James Edward Yancey, 20 February 1898, Chicago, Illinois, USA, d. 17 September 1951, Chicago, Illinois, USA. While still a small child Yancey appeared in vaudeville as a tap dancer and singer. After touring the USA and Europe he abandoned this career and, just turned 20, settled in Chicago where he taught himself to play piano. He began to appear at rent parties and informal club sessions, gradually building a reputation. Nevertheless, in 1925, he decided that music was an uncertain way to earn a living and took a job as groundsman with the citys White Sox baseball team. He continued to play piano and was one of the prime movers in establishing the brief popularity of boogie-woogie. He made many records and played clubs and concerts, often accompanying his wife, singer Mama Yancey, but retained his job as groundsman until shortly before his death in 1951. Although Yanceys playing style was elementary, he played with verve and dash, and if he fell behind such contemporaries as Albert Ammons and Pete Johnson in technique, he made up most of the deficiencies through sheer enthusiasm.

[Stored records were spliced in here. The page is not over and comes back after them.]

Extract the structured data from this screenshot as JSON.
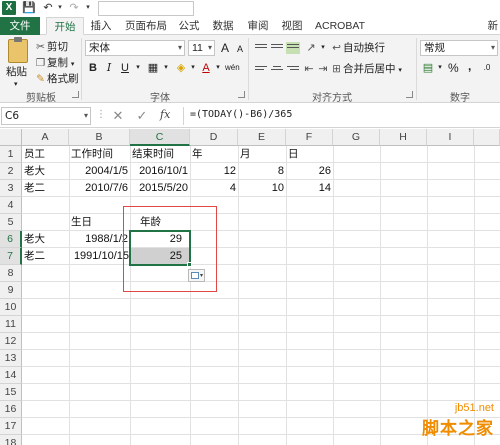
{
  "titlebar": {
    "app_icon_label": "X"
  },
  "tabs": [
    "文件",
    "开始",
    "插入",
    "页面布局",
    "公式",
    "数据",
    "审阅",
    "视图",
    "ACROBAT"
  ],
  "tab_overflow": "新",
  "ribbon": {
    "clipboard": {
      "paste": "粘贴",
      "cut": "剪切",
      "copy": "复制",
      "format_painter": "格式刷",
      "group": "剪贴板"
    },
    "font": {
      "name": "宋体",
      "size": "11",
      "bold": "B",
      "italic": "I",
      "underline": "U",
      "font_color_glyph": "A",
      "grow": "A",
      "shrink": "A",
      "phonetic": "wén",
      "group": "字体"
    },
    "alignment": {
      "wrap": "自动换行",
      "merge": "合并后居中",
      "group": "对齐方式"
    },
    "number": {
      "format": "常规",
      "percent": "%",
      "comma": ",",
      "group": "数字"
    }
  },
  "formula_bar": {
    "name_box": "C6",
    "fx": "fx",
    "formula": "=(TODAY()-B6)/365"
  },
  "columns": [
    "A",
    "B",
    "C",
    "D",
    "E",
    "F",
    "G",
    "H",
    "I"
  ],
  "rows": [
    "1",
    "2",
    "3",
    "4",
    "5",
    "6",
    "7",
    "8",
    "9",
    "10",
    "11",
    "12",
    "13",
    "14",
    "15",
    "16",
    "17",
    "18"
  ],
  "cells": {
    "A1": "员工",
    "B1": "工作时间",
    "C1": "结束时间",
    "D1": "年",
    "E1": "月",
    "F1": "日",
    "A2": "老大",
    "B2": "2004/1/5",
    "C2": "2016/10/1",
    "D2": "12",
    "E2": "8",
    "F2": "26",
    "A3": "老二",
    "B3": "2010/7/6",
    "C3": "2015/5/20",
    "D3": "4",
    "E3": "10",
    "F3": "14",
    "B5": "生日",
    "C5": "年龄",
    "A6": "老大",
    "B6": "1988/1/2",
    "C6": "29",
    "A7": "老二",
    "B7": "1991/10/15",
    "C7": "25"
  },
  "colors": {
    "excel_green": "#217346",
    "highlight_red": "#e04848",
    "watermark_orange": "#f08c00"
  },
  "watermark": {
    "site": "jb51.net",
    "brand": "脚本之家"
  }
}
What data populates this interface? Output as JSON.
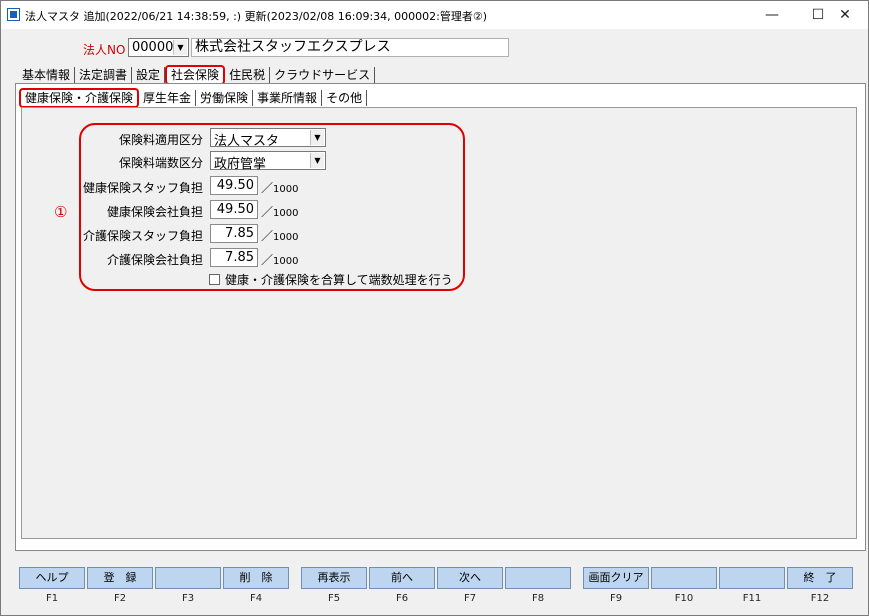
{
  "window": {
    "title": "法人マスタ 追加(2022/06/21 14:38:59, :) 更新(2023/02/08 16:09:34, 000002:管理者②)",
    "controls": {
      "minimize": "—",
      "maximize": "☐",
      "close": "✕"
    }
  },
  "corp": {
    "label": "法人NO",
    "code": "000001",
    "name": "株式会社スタッフエクスプレス"
  },
  "tabs": [
    "基本情報",
    "法定調書",
    "設定",
    "社会保険",
    "住民税",
    "クラウドサービス"
  ],
  "subtabs": [
    "健康保険・介護保険",
    "厚生年金",
    "労働保険",
    "事業所情報",
    "その他"
  ],
  "form": {
    "marker": "①",
    "application_label": "保険料適用区分",
    "application_value": "法人マスタ",
    "rounding_label": "保険料端数区分",
    "rounding_value": "政府管掌",
    "health_staff_label": "健康保険スタッフ負担",
    "health_staff_value": "49.50",
    "health_company_label": "健康保険会社負担",
    "health_company_value": "49.50",
    "care_staff_label": "介護保険スタッフ負担",
    "care_staff_value": "7.85",
    "care_company_label": "介護保険会社負担",
    "care_company_value": "7.85",
    "unit_slash": "／",
    "unit_base": "1000",
    "checkbox_label": "健康・介護保険を合算して端数処理を行う",
    "checkbox_checked": false
  },
  "fkeys": [
    {
      "label": "ヘルプ",
      "key": "F1"
    },
    {
      "label": "登　録",
      "key": "F2"
    },
    {
      "label": "",
      "key": "F3"
    },
    {
      "label": "削　除",
      "key": "F4"
    },
    {
      "label": "再表示",
      "key": "F5"
    },
    {
      "label": "前へ",
      "key": "F6"
    },
    {
      "label": "次へ",
      "key": "F7"
    },
    {
      "label": "",
      "key": "F8"
    },
    {
      "label": "画面クリア",
      "key": "F9"
    },
    {
      "label": "",
      "key": "F10"
    },
    {
      "label": "",
      "key": "F11"
    },
    {
      "label": "終　了",
      "key": "F12"
    }
  ],
  "colors": {
    "highlight": "#e00000",
    "fkey_button": "#bed5ef",
    "corp_label": "#d40000"
  }
}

Source: The Encyclopedia of Popular Music by Colin Larkin. Licensed from Muze.